■ WHAT IS EXPECTED ■
Please copy each line of the data that includes the string "duration".

■ Dataset records ■
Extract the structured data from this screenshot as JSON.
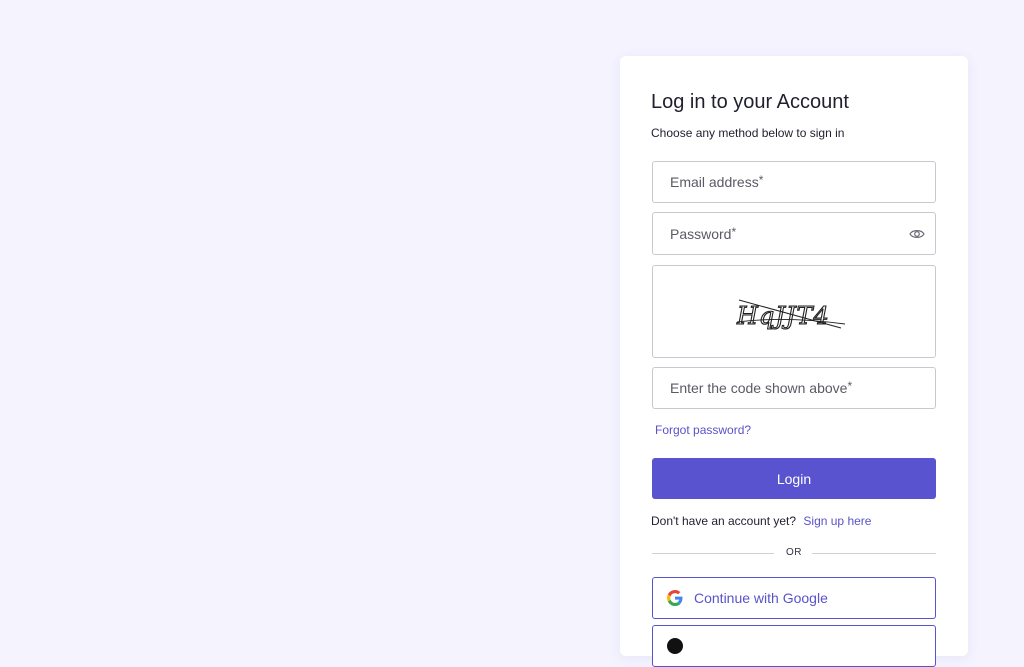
{
  "login": {
    "title": "Log in to your Account",
    "subtitle": "Choose any method below to sign in",
    "email": {
      "label": "Email address",
      "required_mark": "*"
    },
    "password": {
      "label": "Password",
      "required_mark": "*",
      "icon": "eye-icon"
    },
    "captcha": {
      "text": "HqJJT4"
    },
    "code": {
      "label": "Enter the code shown above",
      "required_mark": "*"
    },
    "forgot_label": "Forgot password?",
    "login_label": "Login",
    "signup_question": "Don't have an account yet?",
    "signup_link": "Sign up here",
    "divider_label": "OR",
    "google_label": "Continue with Google"
  },
  "colors": {
    "background": "#f4f3fe",
    "accent": "#5a53cf",
    "link": "#5a52c9"
  }
}
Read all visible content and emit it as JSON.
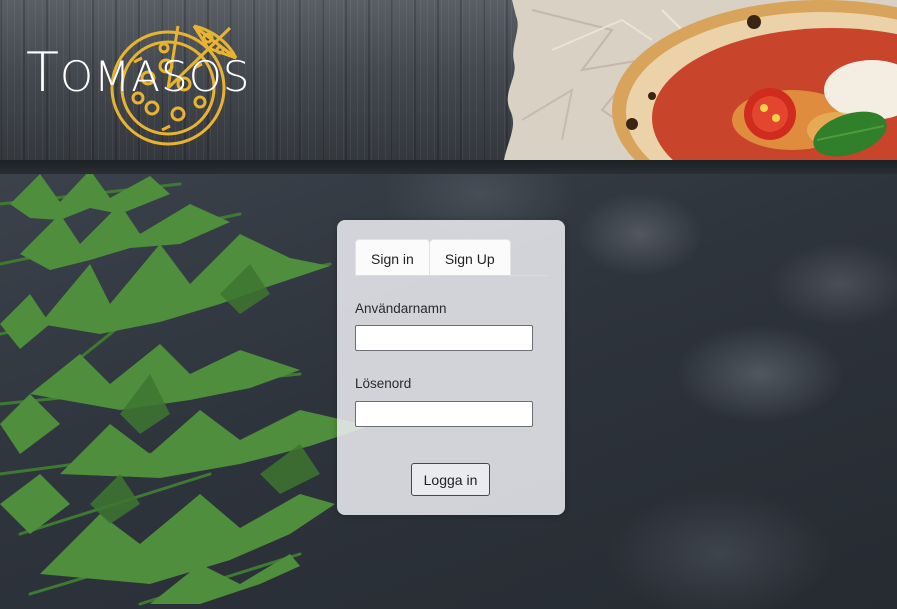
{
  "brand": {
    "logo_text_initial": "T",
    "logo_text_rest": "OMASOS",
    "accent_color": "#e8b330"
  },
  "auth": {
    "tabs": [
      {
        "label": "Sign in",
        "active": true
      },
      {
        "label": "Sign Up",
        "active": false
      }
    ],
    "username_label": "Användarnamn",
    "username_value": "",
    "password_label": "Lösenord",
    "password_value": "",
    "submit_label": "Logga in"
  },
  "icons": {
    "logo": "pizza-icon"
  }
}
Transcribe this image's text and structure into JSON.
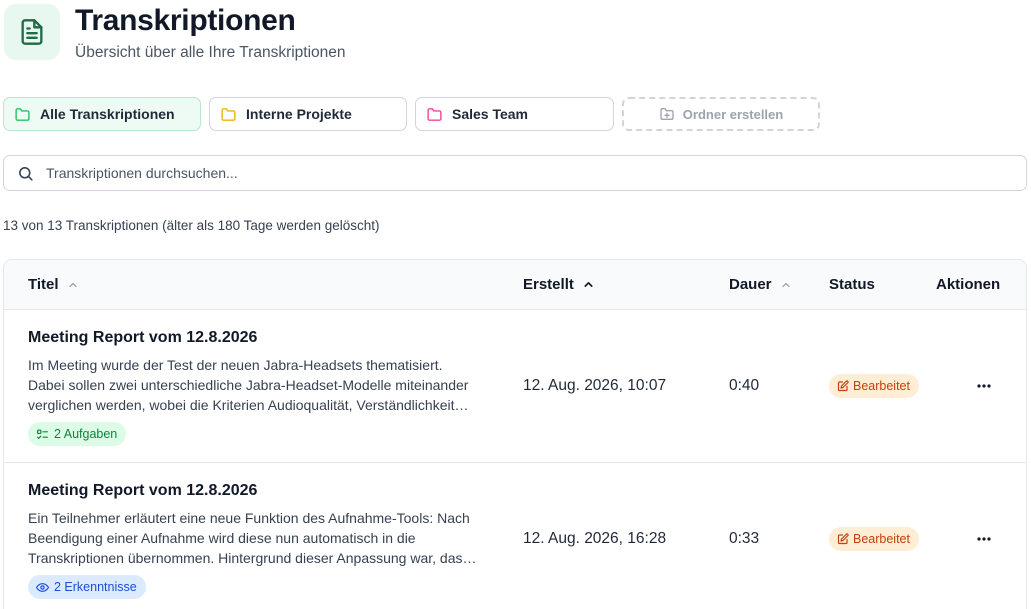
{
  "header": {
    "title": "Transkriptionen",
    "subtitle": "Übersicht über alle Ihre Transkriptionen",
    "icon": "document-icon"
  },
  "folders": [
    {
      "label": "Alle Transkriptionen",
      "color": "#22c55e",
      "active": true
    },
    {
      "label": "Interne Projekte",
      "color": "#eab308",
      "active": false
    },
    {
      "label": "Sales Team",
      "color": "#ec4899",
      "active": false
    }
  ],
  "create_folder_label": "Ordner erstellen",
  "search": {
    "placeholder": "Transkriptionen durchsuchen...",
    "value": ""
  },
  "count_text": "13 von 13 Transkriptionen (älter als 180 Tage werden gelöscht)",
  "table": {
    "columns": {
      "title": "Titel",
      "created": "Erstellt",
      "duration": "Dauer",
      "status": "Status",
      "actions": "Aktionen"
    },
    "sort": {
      "active_column": "created",
      "direction": "asc"
    },
    "rows": [
      {
        "title": "Meeting Report vom 12.8.2026",
        "summary": "Im Meeting wurde der Test der neuen Jabra-Headsets thematisiert. Dabei sollen zwei unterschiedliche Jabra-Headset-Modelle miteinander verglichen werden, wobei die Kriterien Audioqualität, Verständlichkeit…",
        "chip": "2 Aufgaben",
        "chip_type": "tasks",
        "created": "12. Aug. 2026, 10:07",
        "duration": "0:40",
        "status": "Bearbeitet"
      },
      {
        "title": "Meeting Report vom 12.8.2026",
        "summary": "Ein Teilnehmer erläutert eine neue Funktion des Aufnahme-Tools: Nach Beendigung einer Aufnahme wird diese nun automatisch in die Transkriptionen übernommen. Hintergrund dieser Anpassung war, das…",
        "chip": "2 Erkenntnisse",
        "chip_type": "insights",
        "created": "12. Aug. 2026, 16:28",
        "duration": "0:33",
        "status": "Bearbeitet"
      }
    ]
  },
  "colors": {
    "accent": "#15803d",
    "accent_bg": "#e8f7ef",
    "status_bg": "#ffedd5",
    "status_fg": "#c2410c",
    "insight_bg": "#dbeafe",
    "insight_fg": "#1d4ed8"
  }
}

■ EXERCISE RESULT ■
      "duration": "Dauer",
        "duration": "0:40",
        "duration": "0:33",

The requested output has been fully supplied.